(Source information begins)

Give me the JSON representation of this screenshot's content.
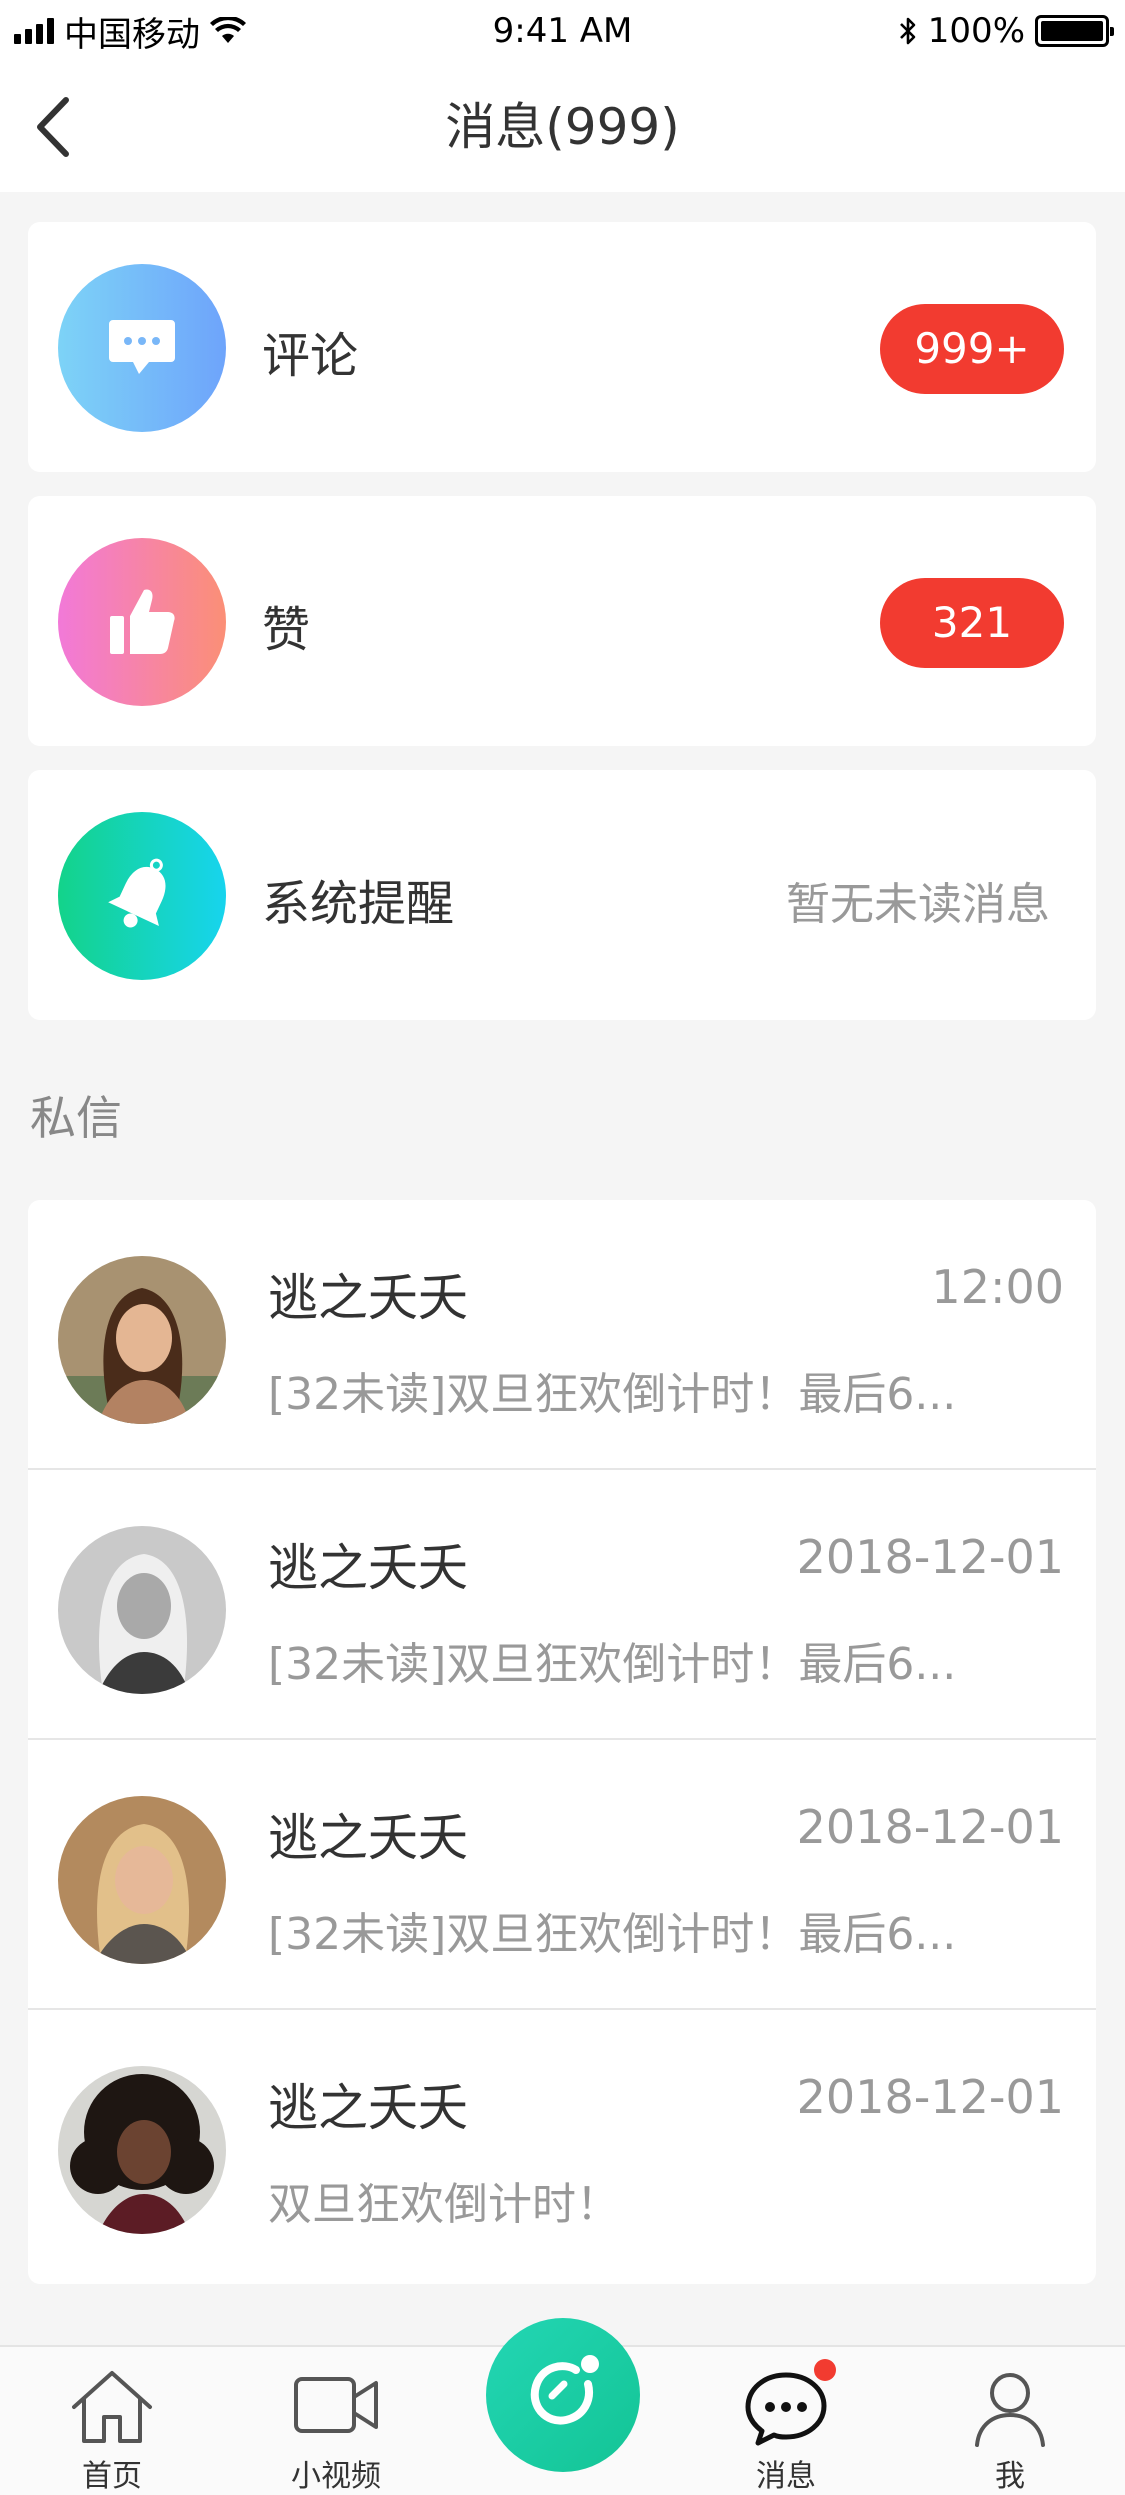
{
  "status_bar": {
    "carrier": "中国移动",
    "time": "9:41 AM",
    "battery": "100%",
    "icons": [
      "signal-icon",
      "wifi-icon",
      "bluetooth-icon",
      "battery-icon"
    ]
  },
  "nav": {
    "title": "消息(999)",
    "back_icon": "chevron-left-icon"
  },
  "entries": [
    {
      "label": "评论",
      "badge": "999+",
      "icon": "comment-bubble-icon",
      "colors": [
        "#7dd3f7",
        "#6ea4fb"
      ]
    },
    {
      "label": "赞",
      "badge": "321",
      "icon": "thumbs-up-icon",
      "colors": [
        "#f279d8",
        "#fb8f76"
      ]
    },
    {
      "label": "系统提醒",
      "status": "暂无未读消息",
      "icon": "bell-icon",
      "colors": [
        "#13d38a",
        "#17d4ee"
      ]
    }
  ],
  "section": {
    "private_messages_label": "私信"
  },
  "messages": [
    {
      "name": "逃之夭夭",
      "time": "12:00",
      "preview": "[32未读]双旦狂欢倒计时！最后6...",
      "avatar": "avatar-photo"
    },
    {
      "name": "逃之夭夭",
      "time": "2018-12-01",
      "preview": "[32未读]双旦狂欢倒计时！最后6...",
      "avatar": "avatar-photo"
    },
    {
      "name": "逃之夭夭",
      "time": "2018-12-01",
      "preview": "[32未读]双旦狂欢倒计时！最后6...",
      "avatar": "avatar-photo"
    },
    {
      "name": "逃之夭夭",
      "time": "2018-12-01",
      "preview": "双旦狂欢倒计时！",
      "avatar": "avatar-photo"
    }
  ],
  "tabbar": {
    "items": [
      {
        "label": "首页",
        "icon": "home-icon"
      },
      {
        "label": "小视频",
        "icon": "video-camera-icon"
      },
      {
        "label": "",
        "icon": "center-action-icon"
      },
      {
        "label": "消息",
        "icon": "chat-bubble-icon",
        "active": true
      },
      {
        "label": "我",
        "icon": "user-icon"
      }
    ]
  },
  "colors": {
    "badge_red": "#f23b30",
    "background": "#f5f5f5",
    "card": "#ffffff",
    "muted_text": "#999999"
  }
}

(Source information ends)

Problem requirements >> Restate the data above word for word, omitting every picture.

Solution below >>
Give me the JSON representation of this screenshot's content.
{
  "status_bar": {
    "carrier": "中国移动",
    "time": "9:41 AM",
    "battery": "100%",
    "icons": [
      "signal-icon",
      "wifi-icon",
      "bluetooth-icon",
      "battery-icon"
    ]
  },
  "nav": {
    "title": "消息(999)",
    "back_icon": "chevron-left-icon"
  },
  "entries": [
    {
      "label": "评论",
      "badge": "999+",
      "icon": "comment-bubble-icon",
      "colors": [
        "#7dd3f7",
        "#6ea4fb"
      ]
    },
    {
      "label": "赞",
      "badge": "321",
      "icon": "thumbs-up-icon",
      "colors": [
        "#f279d8",
        "#fb8f76"
      ]
    },
    {
      "label": "系统提醒",
      "status": "暂无未读消息",
      "icon": "bell-icon",
      "colors": [
        "#13d38a",
        "#17d4ee"
      ]
    }
  ],
  "section": {
    "private_messages_label": "私信"
  },
  "messages": [
    {
      "name": "逃之夭夭",
      "time": "12:00",
      "preview": "[32未读]双旦狂欢倒计时！最后6...",
      "avatar": "avatar-photo"
    },
    {
      "name": "逃之夭夭",
      "time": "2018-12-01",
      "preview": "[32未读]双旦狂欢倒计时！最后6...",
      "avatar": "avatar-photo"
    },
    {
      "name": "逃之夭夭",
      "time": "2018-12-01",
      "preview": "[32未读]双旦狂欢倒计时！最后6...",
      "avatar": "avatar-photo"
    },
    {
      "name": "逃之夭夭",
      "time": "2018-12-01",
      "preview": "双旦狂欢倒计时！",
      "avatar": "avatar-photo"
    }
  ],
  "tabbar": {
    "items": [
      {
        "label": "首页",
        "icon": "home-icon"
      },
      {
        "label": "小视频",
        "icon": "video-camera-icon"
      },
      {
        "label": "",
        "icon": "center-action-icon"
      },
      {
        "label": "消息",
        "icon": "chat-bubble-icon",
        "active": true
      },
      {
        "label": "我",
        "icon": "user-icon"
      }
    ]
  },
  "colors": {
    "badge_red": "#f23b30",
    "background": "#f5f5f5",
    "card": "#ffffff",
    "muted_text": "#999999"
  }
}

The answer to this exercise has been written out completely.